Printmaking techniques can be divided in the following three groups:
RELIEF PRINTING – INTAGLIO PRINTING – PLANOGRAPHIC PRINTING
It owes its name to the fact that prints are obtained using metal or wooden plates engraved in relief. The printing-ink is applied only on the parts that must be impressed on paper. Pressure is exerted vertically downwards by means of a press or manually using a roller or a brayer. The most famous technique of relief printing is the “xylography”, made on wood. Using a sharpened tool those areas of wood that will be “white” on paper are removed, while the parts standing in relief are inked. In ancient times resistant wood like apple, pear or cherry wood was used for this kind of printing so that the plates would not cleave easily.
Intaglio prints are obtained by engraving with a burin or etching a metal plate. The drawing to be reproduced is carved in metal. Printing-ink is applied in the grooves while the parts that must result white are carefully cleaned.
Burin engraving (direct process)
The burin is a thin quadrangular steel bar ending with a sharp point cut crosswise. It is used to engrave directly on copper. During engraving, the burin raises a thin metal foil, called “burr”, before and along the groove. The burr is then removed with a scraper to obtain clear lines which are typical of this kind of printing.

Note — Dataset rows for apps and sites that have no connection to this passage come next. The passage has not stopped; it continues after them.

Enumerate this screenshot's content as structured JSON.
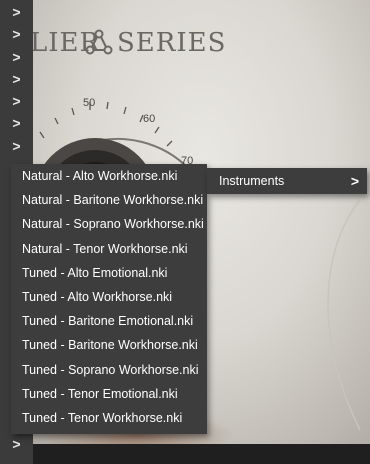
{
  "logo": {
    "text_left": "LIER",
    "text_right": "SERIES",
    "mark_icon": "triangle-nodes-icon"
  },
  "knob": {
    "labels": [
      "50",
      "60",
      "70"
    ]
  },
  "rail": {
    "chevron_icon": "chevron-right-icon",
    "glyph": ">"
  },
  "menu": {
    "items": [
      "Natural - Alto Workhorse.nki",
      "Natural - Baritone Workhorse.nki",
      "Natural - Soprano Workhorse.nki",
      "Natural - Tenor Workhorse.nki",
      "Tuned - Alto Emotional.nki",
      "Tuned - Alto Workhorse.nki",
      "Tuned - Baritone Emotional.nki",
      "Tuned - Baritone Workhorse.nki",
      "Tuned - Soprano Workhorse.nki",
      "Tuned - Tenor Emotional.nki",
      "Tuned - Tenor Workhorse.nki"
    ]
  },
  "submenu": {
    "label": "Instruments",
    "chevron": ">"
  }
}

This technique is usually combined with etching. The engraver sketches the drawing with a stylus used like a pencil. Burrs remain only along the furrow and will not be removed with a scraper as in the burin engraving.

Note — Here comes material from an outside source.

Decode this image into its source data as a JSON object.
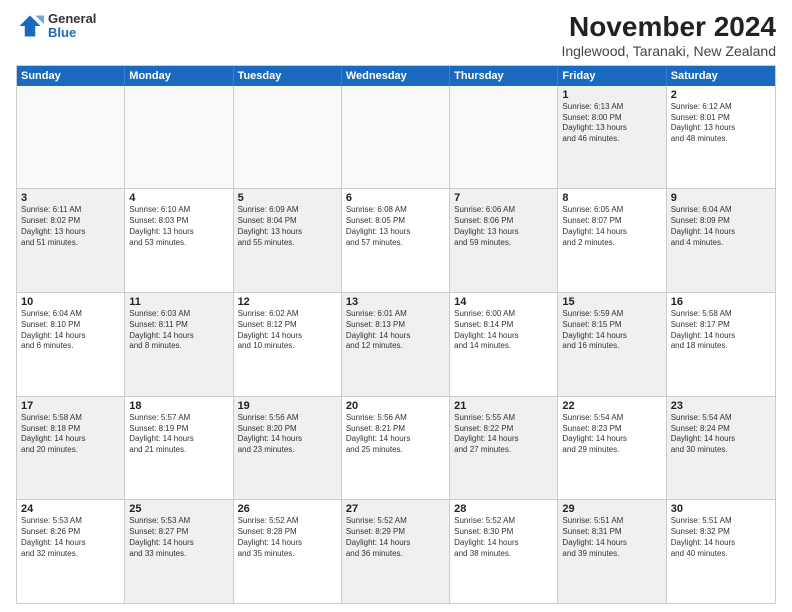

Etching (indirect process)
It is called “indirect process” because the line is not incised by the hand of the artist, but etched in acid. The copper is covered with a thin layer of varnish. The plate is then blackened with lampblack to make the drawing more visible. The engraver uses a steel stylus to carve the design, exposing the copper to be printed. The plate is afterwards immersed in some diluted acid which corrodes the metal where the varnish has been removed. Lines can be more or less deep depending on the length of the bath. This procedure can be repeated for several times, and while the completed parts are protected with another coat of varnish, those needing changes can be engraved again.
The secret of this technique lays in the incompatibility between grease and water and in the capacity of limestone to absorb both grease and water. The artist draws the design with a special greasy crayon on a polished piece of limestone. The stone is then bitten by acid to fix the crayon lines. Later the plate is flooded with water and rolled with printing-ink. Ink is repelled from the watersoaked areas and absorbed only by the drawn design.